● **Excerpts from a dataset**

--- START ---

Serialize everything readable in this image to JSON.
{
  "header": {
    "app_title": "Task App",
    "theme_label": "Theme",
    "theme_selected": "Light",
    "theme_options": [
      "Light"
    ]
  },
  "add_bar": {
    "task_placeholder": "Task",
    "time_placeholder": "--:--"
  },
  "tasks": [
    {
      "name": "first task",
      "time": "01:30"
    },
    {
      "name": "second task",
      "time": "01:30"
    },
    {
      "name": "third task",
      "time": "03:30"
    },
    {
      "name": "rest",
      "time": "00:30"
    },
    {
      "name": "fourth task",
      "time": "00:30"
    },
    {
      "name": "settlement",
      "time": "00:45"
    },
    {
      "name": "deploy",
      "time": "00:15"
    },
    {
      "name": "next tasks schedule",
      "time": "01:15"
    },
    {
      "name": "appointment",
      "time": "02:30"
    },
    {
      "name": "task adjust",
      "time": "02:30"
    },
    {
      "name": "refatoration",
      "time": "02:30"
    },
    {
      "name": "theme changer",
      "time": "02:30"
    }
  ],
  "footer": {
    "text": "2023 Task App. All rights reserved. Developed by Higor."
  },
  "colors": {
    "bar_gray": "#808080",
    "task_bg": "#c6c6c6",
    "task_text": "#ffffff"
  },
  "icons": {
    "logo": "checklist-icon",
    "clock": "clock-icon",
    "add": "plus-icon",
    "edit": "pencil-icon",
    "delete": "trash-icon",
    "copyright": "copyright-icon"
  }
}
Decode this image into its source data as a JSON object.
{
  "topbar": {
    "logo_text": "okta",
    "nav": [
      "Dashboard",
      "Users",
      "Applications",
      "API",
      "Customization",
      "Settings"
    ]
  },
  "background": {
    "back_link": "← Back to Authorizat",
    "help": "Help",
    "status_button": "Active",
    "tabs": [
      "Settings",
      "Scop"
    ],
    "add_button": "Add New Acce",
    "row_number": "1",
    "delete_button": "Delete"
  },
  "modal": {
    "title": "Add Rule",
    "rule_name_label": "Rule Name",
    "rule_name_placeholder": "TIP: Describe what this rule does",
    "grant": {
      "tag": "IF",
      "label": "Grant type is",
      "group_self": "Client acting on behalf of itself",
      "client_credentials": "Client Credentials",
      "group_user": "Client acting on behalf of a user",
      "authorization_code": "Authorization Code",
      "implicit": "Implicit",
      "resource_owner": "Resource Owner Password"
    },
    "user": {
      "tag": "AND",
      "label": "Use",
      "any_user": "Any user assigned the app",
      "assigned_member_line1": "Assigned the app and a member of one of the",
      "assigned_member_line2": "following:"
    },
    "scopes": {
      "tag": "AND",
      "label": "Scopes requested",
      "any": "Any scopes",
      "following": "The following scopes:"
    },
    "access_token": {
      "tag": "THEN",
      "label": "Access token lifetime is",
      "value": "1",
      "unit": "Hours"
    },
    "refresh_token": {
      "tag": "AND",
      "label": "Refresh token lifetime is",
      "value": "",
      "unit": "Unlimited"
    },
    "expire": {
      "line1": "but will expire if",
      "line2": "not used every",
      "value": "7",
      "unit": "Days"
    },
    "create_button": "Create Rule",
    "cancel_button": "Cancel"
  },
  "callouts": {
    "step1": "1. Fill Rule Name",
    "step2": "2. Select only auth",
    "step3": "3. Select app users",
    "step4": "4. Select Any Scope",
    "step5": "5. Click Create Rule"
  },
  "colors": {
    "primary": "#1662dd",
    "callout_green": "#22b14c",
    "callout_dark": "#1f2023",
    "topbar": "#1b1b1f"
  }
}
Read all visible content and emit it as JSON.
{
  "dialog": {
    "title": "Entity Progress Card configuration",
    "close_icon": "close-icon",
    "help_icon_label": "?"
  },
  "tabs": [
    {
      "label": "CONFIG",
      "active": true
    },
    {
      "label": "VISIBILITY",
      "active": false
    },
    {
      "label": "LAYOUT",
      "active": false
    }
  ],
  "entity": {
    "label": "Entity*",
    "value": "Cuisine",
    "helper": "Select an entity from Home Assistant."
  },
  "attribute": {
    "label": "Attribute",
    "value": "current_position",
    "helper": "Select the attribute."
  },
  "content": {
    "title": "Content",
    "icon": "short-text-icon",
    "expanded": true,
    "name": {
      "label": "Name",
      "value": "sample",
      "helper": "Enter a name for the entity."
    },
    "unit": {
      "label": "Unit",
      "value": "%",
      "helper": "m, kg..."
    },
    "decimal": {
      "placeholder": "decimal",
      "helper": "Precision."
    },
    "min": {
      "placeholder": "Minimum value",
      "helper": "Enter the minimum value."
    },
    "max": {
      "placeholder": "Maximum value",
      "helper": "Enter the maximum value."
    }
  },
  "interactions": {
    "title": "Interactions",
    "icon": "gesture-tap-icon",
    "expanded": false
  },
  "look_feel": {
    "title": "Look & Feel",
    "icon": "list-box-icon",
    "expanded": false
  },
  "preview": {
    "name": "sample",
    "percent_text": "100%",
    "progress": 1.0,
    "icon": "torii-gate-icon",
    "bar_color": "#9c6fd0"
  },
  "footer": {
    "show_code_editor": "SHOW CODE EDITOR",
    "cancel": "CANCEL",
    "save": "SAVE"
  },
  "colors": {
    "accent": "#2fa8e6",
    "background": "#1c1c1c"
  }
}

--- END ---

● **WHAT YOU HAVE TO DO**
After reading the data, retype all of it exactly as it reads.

● **ANSWER FOR THIS EXERCISE**
Serialize everything readable in this image to JSON.
{
  "header": {
    "app_title": "Task App",
    "theme_label": "Theme",
    "theme_selected": "Light",
    "theme_options": [
      "Light"
    ]
  },
  "add_bar": {
    "task_placeholder": "Task",
    "time_placeholder": "--:--"
  },
  "tasks": [
    {
      "name": "first task",
      "time": "01:30"
    },
    {
      "name": "second task",
      "time": "01:30"
    },
    {
      "name": "third task",
      "time": "03:30"
    },
    {
      "name": "rest",
      "time": "00:30"
    },
    {
      "name": "fourth task",
      "time": "00:30"
    },
    {
      "name": "settlement",
      "time": "00:45"
    },
    {
      "name": "deploy",
      "time": "00:15"
    },
    {
      "name": "next tasks schedule",
      "time": "01:15"
    },
    {
      "name": "appointment",
      "time": "02:30"
    },
    {
      "name": "task adjust",
      "time": "02:30"
    },
    {
      "name": "refatoration",
      "time": "02:30"
    },
    {
      "name": "theme changer",
      "time": "02:30"
    }
  ],
  "footer": {
    "text": "2023 Task App. All rights reserved. Developed by Higor."
  },
  "colors": {
    "bar_gray": "#808080",
    "task_bg": "#c6c6c6",
    "task_text": "#ffffff"
  },
  "icons": {
    "logo": "checklist-icon",
    "clock": "clock-icon",
    "add": "plus-icon",
    "edit": "pencil-icon",
    "delete": "trash-icon",
    "copyright": "copyright-icon"
  }
}
Decode this image into its source data as a JSON object.
{
  "topbar": {
    "logo_text": "okta",
    "nav": [
      "Dashboard",
      "Users",
      "Applications",
      "API",
      "Customization",
      "Settings"
    ]
  },
  "background": {
    "back_link": "← Back to Authorizat",
    "help": "Help",
    "status_button": "Active",
    "tabs": [
      "Settings",
      "Scop"
    ],
    "add_button": "Add New Acce",
    "row_number": "1",
    "delete_button": "Delete"
  },
  "modal": {
    "title": "Add Rule",
    "rule_name_label": "Rule Name",
    "rule_name_placeholder": "TIP: Describe what this rule does",
    "grant": {
      "tag": "IF",
      "label": "Grant type is",
      "group_self": "Client acting on behalf of itself",
      "client_credentials": "Client Credentials",
      "group_user": "Client acting on behalf of a user",
      "authorization_code": "Authorization Code",
      "implicit": "Implicit",
      "resource_owner": "Resource Owner Password"
    },
    "user": {
      "tag": "AND",
      "label": "Use",
      "any_user": "Any user assigned the app",
      "assigned_member_line1": "Assigned the app and a member of one of the",
      "assigned_member_line2": "following:"
    },
    "scopes": {
      "tag": "AND",
      "label": "Scopes requested",
      "any": "Any scopes",
      "following": "The following scopes:"
    },
    "access_token": {
      "tag": "THEN",
      "label": "Access token lifetime is",
      "value": "1",
      "unit": "Hours"
    },
    "refresh_token": {
      "tag": "AND",
      "label": "Refresh token lifetime is",
      "value": "",
      "unit": "Unlimited"
    },
    "expire": {
      "line1": "but will expire if",
      "line2": "not used every",
      "value": "7",
      "unit": "Days"
    },
    "create_button": "Create Rule",
    "cancel_button": "Cancel"
  },
  "callouts": {
    "step1": "1. Fill Rule Name",
    "step2": "2. Select only auth",
    "step3": "3. Select app users",
    "step4": "4. Select Any Scope",
    "step5": "5. Click Create Rule"
  },
  "colors": {
    "primary": "#1662dd",
    "callout_green": "#22b14c",
    "callout_dark": "#1f2023",
    "topbar": "#1b1b1f"
  }
}
Read all visible content and emit it as JSON.
{
  "dialog": {
    "title": "Entity Progress Card configuration",
    "close_icon": "close-icon",
    "help_icon_label": "?"
  },
  "tabs": [
    {
      "label": "CONFIG",
      "active": true
    },
    {
      "label": "VISIBILITY",
      "active": false
    },
    {
      "label": "LAYOUT",
      "active": false
    }
  ],
  "entity": {
    "label": "Entity*",
    "value": "Cuisine",
    "helper": "Select an entity from Home Assistant."
  },
  "attribute": {
    "label": "Attribute",
    "value": "current_position",
    "helper": "Select the attribute."
  },
  "content": {
    "title": "Content",
    "icon": "short-text-icon",
    "expanded": true,
    "name": {
      "label": "Name",
      "value": "sample",
      "helper": "Enter a name for the entity."
    },
    "unit": {
      "label": "Unit",
      "value": "%",
      "helper": "m, kg..."
    },
    "decimal": {
      "placeholder": "decimal",
      "helper": "Precision."
    },
    "min": {
      "placeholder": "Minimum value",
      "helper": "Enter the minimum value."
    },
    "max": {
      "placeholder": "Maximum value",
      "helper": "Enter the maximum value."
    }
  },
  "interactions": {
    "title": "Interactions",
    "icon": "gesture-tap-icon",
    "expanded": false
  },
  "look_feel": {
    "title": "Look & Feel",
    "icon": "list-box-icon",
    "expanded": false
  },
  "preview": {
    "name": "sample",
    "percent_text": "100%",
    "progress": 1.0,
    "icon": "torii-gate-icon",
    "bar_color": "#9c6fd0"
  },
  "footer": {
    "show_code_editor": "SHOW CODE EDITOR",
    "cancel": "CANCEL",
    "save": "SAVE"
  },
  "colors": {
    "accent": "#2fa8e6",
    "background": "#1c1c1c"
  }
}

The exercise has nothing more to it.